First of all, you should carefully review the ins and outs of parental relocation and make sure that you live up to your obligations with respect to the child’s other parent. Next, it may be helpful to approach the move from your child’s point of view and explain some of the reasons behind your decision to relocate. Sometimes, kids are unhappy with relocation because they will have to leave behind friends and they will not be able to visit with relatives as often, but it may be very helpful for you to answer questions and reassure them.

Going through a high-asset divorce at an older age
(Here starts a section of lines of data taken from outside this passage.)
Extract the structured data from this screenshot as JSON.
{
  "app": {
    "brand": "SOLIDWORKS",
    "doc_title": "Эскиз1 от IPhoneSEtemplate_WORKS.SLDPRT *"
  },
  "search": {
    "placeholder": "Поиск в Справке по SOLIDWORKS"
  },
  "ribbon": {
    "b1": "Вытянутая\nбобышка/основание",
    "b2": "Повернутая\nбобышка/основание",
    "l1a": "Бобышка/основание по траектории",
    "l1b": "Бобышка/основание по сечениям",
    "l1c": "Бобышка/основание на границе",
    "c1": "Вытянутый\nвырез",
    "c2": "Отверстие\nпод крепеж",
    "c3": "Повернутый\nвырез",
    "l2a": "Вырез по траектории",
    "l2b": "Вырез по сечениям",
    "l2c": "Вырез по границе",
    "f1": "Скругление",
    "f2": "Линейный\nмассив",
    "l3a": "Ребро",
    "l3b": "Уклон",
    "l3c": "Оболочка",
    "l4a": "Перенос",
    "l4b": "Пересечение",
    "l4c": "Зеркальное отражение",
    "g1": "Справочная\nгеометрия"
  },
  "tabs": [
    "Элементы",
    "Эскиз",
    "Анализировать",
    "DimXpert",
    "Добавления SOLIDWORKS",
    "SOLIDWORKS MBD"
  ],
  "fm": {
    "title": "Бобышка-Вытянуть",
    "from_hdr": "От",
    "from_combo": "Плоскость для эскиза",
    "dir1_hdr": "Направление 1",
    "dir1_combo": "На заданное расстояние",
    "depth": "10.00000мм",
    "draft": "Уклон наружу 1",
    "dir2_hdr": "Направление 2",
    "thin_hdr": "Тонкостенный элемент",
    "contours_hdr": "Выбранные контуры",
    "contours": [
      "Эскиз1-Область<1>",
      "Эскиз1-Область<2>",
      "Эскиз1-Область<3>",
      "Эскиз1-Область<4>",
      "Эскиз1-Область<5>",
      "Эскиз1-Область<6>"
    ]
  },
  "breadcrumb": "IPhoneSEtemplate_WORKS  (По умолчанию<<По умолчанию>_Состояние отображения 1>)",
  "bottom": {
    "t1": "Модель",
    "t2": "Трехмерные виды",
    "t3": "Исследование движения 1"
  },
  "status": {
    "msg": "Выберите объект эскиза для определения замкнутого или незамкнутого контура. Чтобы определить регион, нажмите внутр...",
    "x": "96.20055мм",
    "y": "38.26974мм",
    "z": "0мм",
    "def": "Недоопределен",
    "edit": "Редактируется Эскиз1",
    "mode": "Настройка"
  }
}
There are a variety of factors to consider when it comes to splitting up with your spouse, such as the financial impact and how this move may affect your kids (and even your grandchildren). The emotional toll of divorce can be tough, and the financial impact of a divorce should not be overlooked, either—especially for those who have a high net worth. Moreover, more and more people are ending their marriages at an older age, which can bring up additional concerns. However, by taking the correct approach to your divorce, a brighter future may be around the corner.

Sometimes, people feel so overwhelmed by the various stressors they may have to deal with during the divorce process and simply decide to stay in the marriage. For example, they worry about the financial toll of divorce and how their assets may be divided by the court. Moreover, they may worry that various age-related issues they are dealing with, such as health concerns, will make it especially hard for them to deal with divorce at this time.
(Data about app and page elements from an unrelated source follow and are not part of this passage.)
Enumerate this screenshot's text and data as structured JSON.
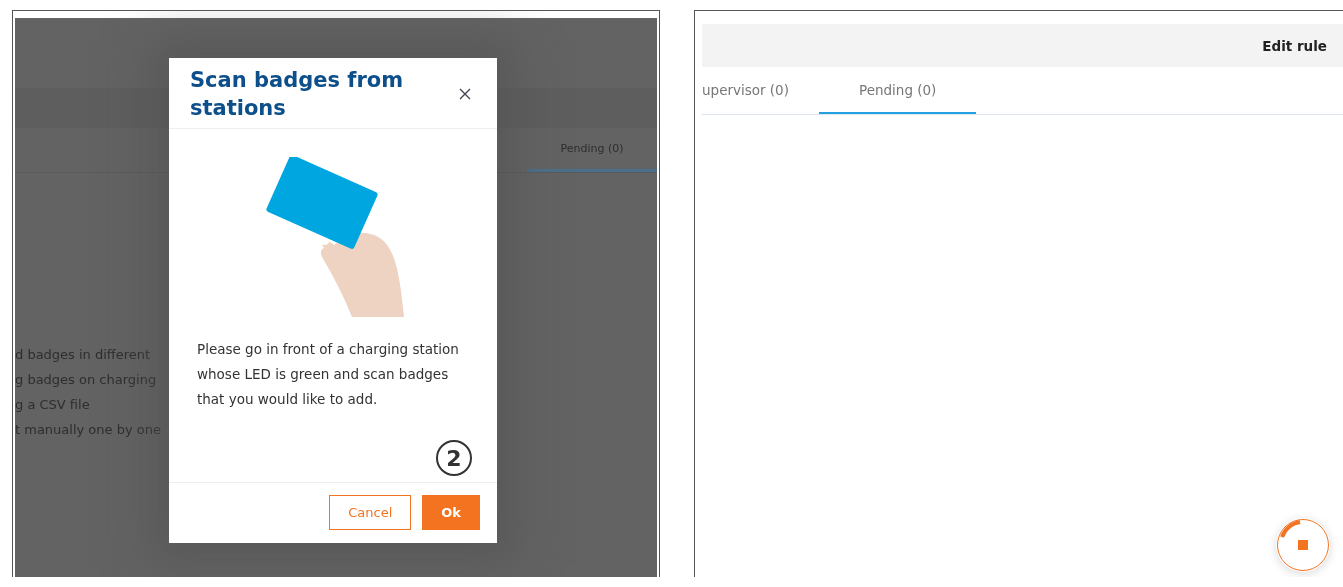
{
  "left_panel": {
    "background": {
      "tab": {
        "label": "Pending (0)",
        "selected": true
      },
      "text_lines": [
        "d badges in different",
        "g badges on charging",
        "g a CSV file",
        "t manually one by one"
      ]
    },
    "dialog": {
      "title": "Scan badges from stations",
      "message": "Please go in front of a charging station whose LED is green and scan badges that you would like to add.",
      "step_marker": "2",
      "buttons": [
        {
          "label": "Cancel",
          "kind": "secondary"
        },
        {
          "label": "Ok",
          "kind": "primary"
        }
      ]
    }
  },
  "right_panel": {
    "toolbar": {
      "title": "Edit rule"
    },
    "tabs": [
      {
        "label": "upervisor (0)",
        "selected": false
      },
      {
        "label": "Pending (0)",
        "selected": true
      }
    ]
  }
}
Do you need a forensic accountant on your legal team?

If you and your spouse are a high-asset Maryland couple preparing for a divorce, you may begin to wonder if (s)he is trying to hide marital assets from you so as to better his or her financial position when it comes time to construct the property settlement agreement.

Unfortunately, as FindLaw explains, vindictive and/or greedy spouses have attempted to hide assets for decades when it came time to divorce. Today’s technology, however, puts a new twist on this old ploy. Thanks to the internet and people’s access to it via computer, laptop, tablet, cellphone, etc., asset-hiding spouses can carry out their endeavors far more easily and effectively than they could in the past. In fact, you and your divorce attorney may need to hire a forensic accountant in order to find these assets.
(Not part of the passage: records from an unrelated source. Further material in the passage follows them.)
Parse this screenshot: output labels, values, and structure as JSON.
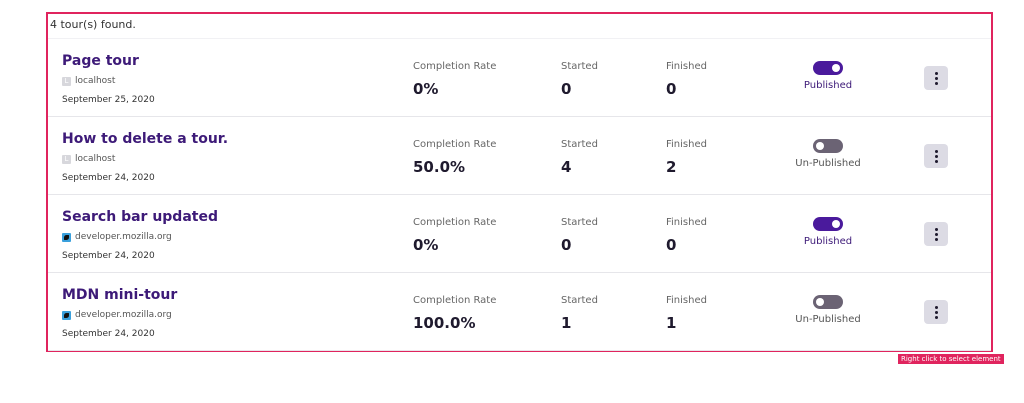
{
  "summary": "4 tour(s) found.",
  "labels": {
    "completion_rate": "Completion Rate",
    "started": "Started",
    "finished": "Finished"
  },
  "tours": [
    {
      "title": "Page tour",
      "host": "localhost",
      "favicon": "localhost-icon",
      "date": "September 25, 2020",
      "completion_rate": "0%",
      "started": "0",
      "finished": "0",
      "published": true,
      "status": "Published"
    },
    {
      "title": "How to delete a tour.",
      "host": "localhost",
      "favicon": "localhost-icon",
      "date": "September 24, 2020",
      "completion_rate": "50.0%",
      "started": "4",
      "finished": "2",
      "published": false,
      "status": "Un-Published"
    },
    {
      "title": "Search bar updated",
      "host": "developer.mozilla.org",
      "favicon": "mdn-icon",
      "date": "September 24, 2020",
      "completion_rate": "0%",
      "started": "0",
      "finished": "0",
      "published": true,
      "status": "Published"
    },
    {
      "title": "MDN mini-tour",
      "host": "developer.mozilla.org",
      "favicon": "mdn-icon",
      "date": "September 24, 2020",
      "completion_rate": "100.0%",
      "started": "1",
      "finished": "1",
      "published": false,
      "status": "Un-Published"
    }
  ],
  "inspector_hint": "Right click to select element",
  "colors": {
    "accent": "#4a1a9c",
    "title": "#3d1a78",
    "selection_border": "#e0245e",
    "toggle_off": "#6b6374"
  }
}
What is a "guardian of the property?"

Ask people in Rockville to define "adult guardianship," and you are likely to get a general consensus that the topic applies only to those cases where a disabled adult needs constant supervision over every facet of their life. In reality, however, there are different forms of guardianship. The state of Maryland does not take the decision to hand someone's decision-making powers over to another lightly. Instead, if such action is warranted, it prefers to make its extent as limited as possible. Because of this, the most common form of adult guardianship assigned by state courts is "guardian of the property." 

If you have a loved who, because of disability, mental health struggles, incapacitation or alcohol and/or substance abuse issues, cannot adequately manage his or her life, that does not necessarily mean they need a guardian to direct everything that they do. Rather, they may simply need assistance in protecting whatever resources they have available to them. In such a case, the court may appoint one to as guardian of the property. According to the Maryland Attorney General's office, this enables the guardian to perform finance-related functions such as: 

  • Buying and selling property
  • Retaining assets
  • Borrowing money
  • Paying bills
  • Negotiating with creditors
Email Us for A Response

Questions?

Get The Answers You Need.

Bold labels are required.

Contact Information
disclaimer.

The use of the Internet or this form for communication with the firm or any individual member of the firm does not establish an attorney-client relationship. Confidential or time-sensitive information should not be sent through this form.

close

Privacy Policy

200 A Monroe Street
Suite 200
Rockville, MD 20850

Phone: 301-738-7770
Fax: 301-738-7771
Map & Directions